Citation: McClelland MM, Cameron CE, Duncan R, Bowles RP, Acock AC, Miao A and Pratt ME (2014) Predictors of early growth in academic achievement: the head-toes-knees-shoulders task. Front. Psychol. 5:599. doi: 10.3389/fpsyg.2014.00599

Received: 16 January 2014; Accepted: 28 May 2014;
Published online: 17 June 2014.

Edited by:

Yusuke Moriguchi, Joetsu University of Education, Japan

Reviewed by:

Yukio Maehara, Kyoto University, Japan
Sarah Loher, University of Bern, Switzerland

Copyright © 2014 McClelland, Cameron, Duncan, Bowles, Acock, Miao and Pratt. This is an open-access article distributed under the terms of the Creative Commons Attribution License (CC BY). The use, distribution or reproduction in other forums is permitted, provided the original author(s) or licensor are credited and that the original publication in this journal is cited, in accordance with accepted academic practice. No use, distribution or reproduction is permitted which does not comply with these terms.

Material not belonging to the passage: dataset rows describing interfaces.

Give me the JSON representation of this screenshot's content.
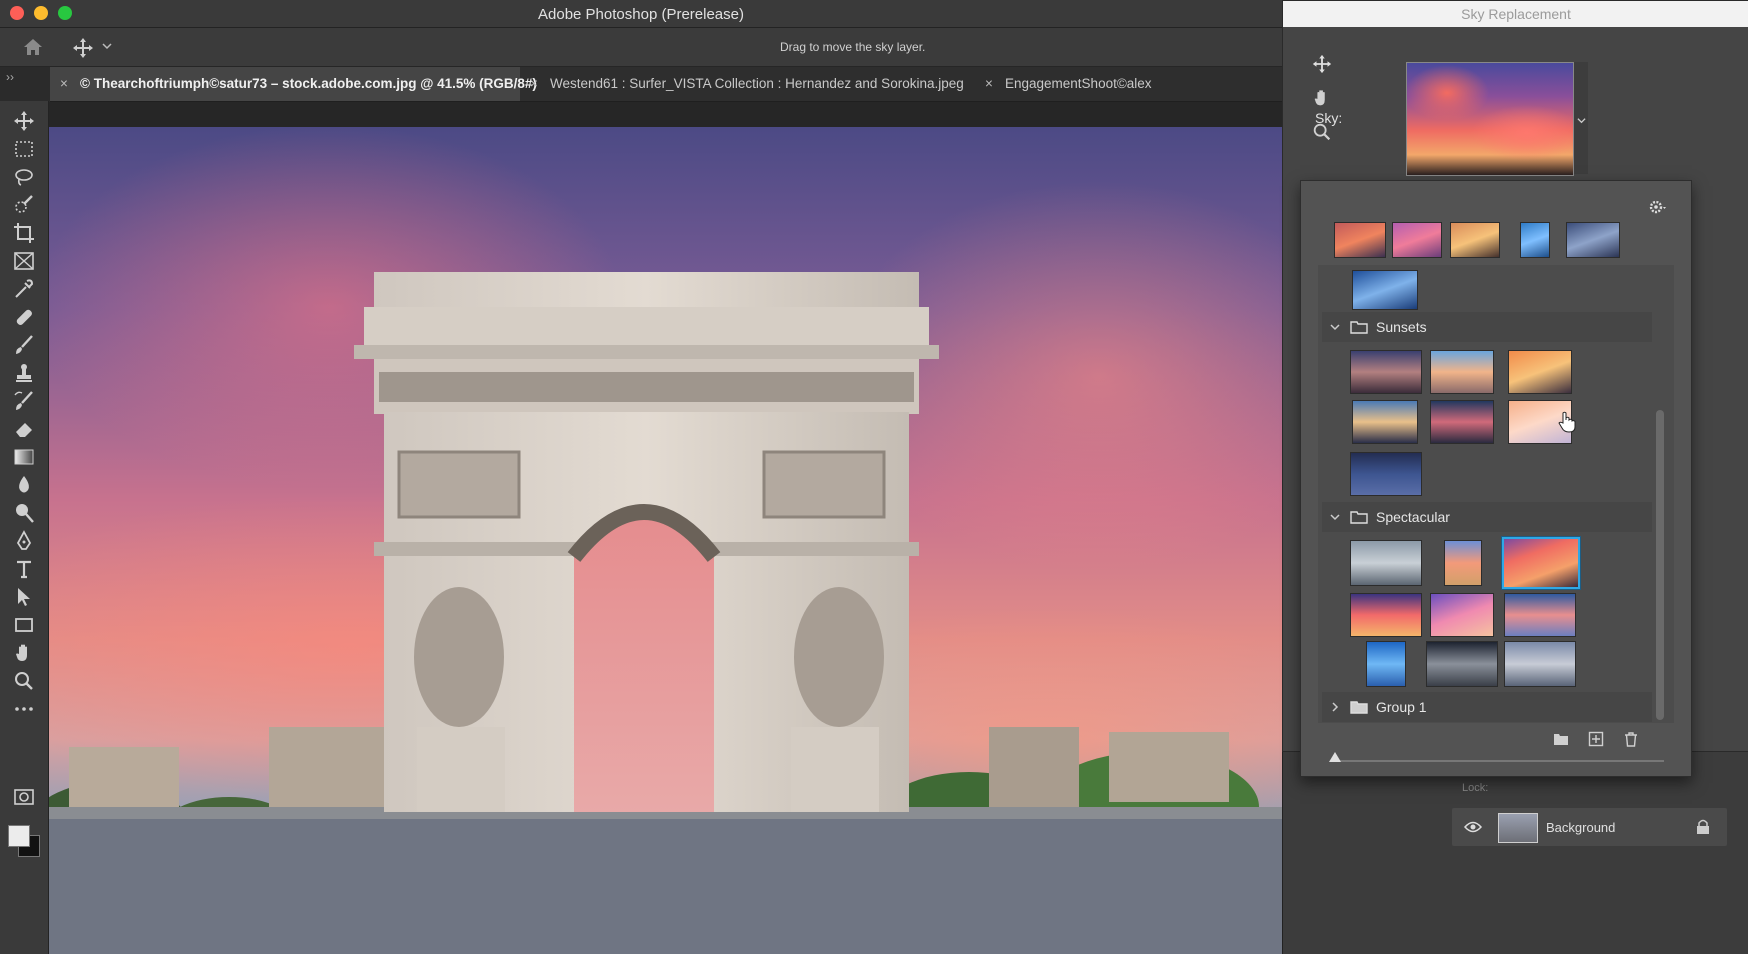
{
  "app": {
    "title": "Adobe Photoshop (Prerelease)"
  },
  "options_bar": {
    "hint": "Drag to move the sky layer."
  },
  "tabs": [
    {
      "label": "© Thearchoftriumph©satur73 – stock.adobe.com.jpg @ 41.5% (RGB/8#)",
      "active": true
    },
    {
      "label": "Westend61 : Surfer_VISTA Collection : Hernandez and Sorokina.jpeg",
      "active": false
    },
    {
      "label": "EngagementShoot©alex",
      "active": false
    }
  ],
  "tools": [
    "move-icon",
    "marquee-icon",
    "lasso-icon",
    "quick-select-icon",
    "crop-icon",
    "frame-icon",
    "eyedropper-icon",
    "healing-icon",
    "brush-icon",
    "stamp-icon",
    "history-brush-icon",
    "eraser-icon",
    "gradient-icon",
    "blur-icon",
    "dodge-icon",
    "pen-icon",
    "type-icon",
    "path-select-icon",
    "rectangle-icon",
    "hand-icon",
    "zoom-icon",
    "more-icon"
  ],
  "dialog": {
    "title": "Sky Replacement",
    "sky_label": "Sky:",
    "tools": [
      "move-icon",
      "hand-icon",
      "zoom-icon"
    ]
  },
  "sky_picker": {
    "groups": [
      {
        "name": "Sunsets",
        "expanded": true
      },
      {
        "name": "Spectacular",
        "expanded": true
      },
      {
        "name": "Group 1",
        "expanded": false
      }
    ]
  },
  "layers": {
    "lock_label": "Lock:",
    "background_layer": "Background"
  },
  "colors": {
    "accent": "#2fa8e6",
    "foreground_swatch": "#ececec",
    "background_swatch": "#111111"
  }
}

*Correspondence: Megan M. McClelland, Human Development and Family Sciences, Oregon State University, 245 Hallie E Ford Center for Healthy Children and Families, Corvallis, OR 97331-8687, USA e-mail: megan.mcclelland@oregonstate.edu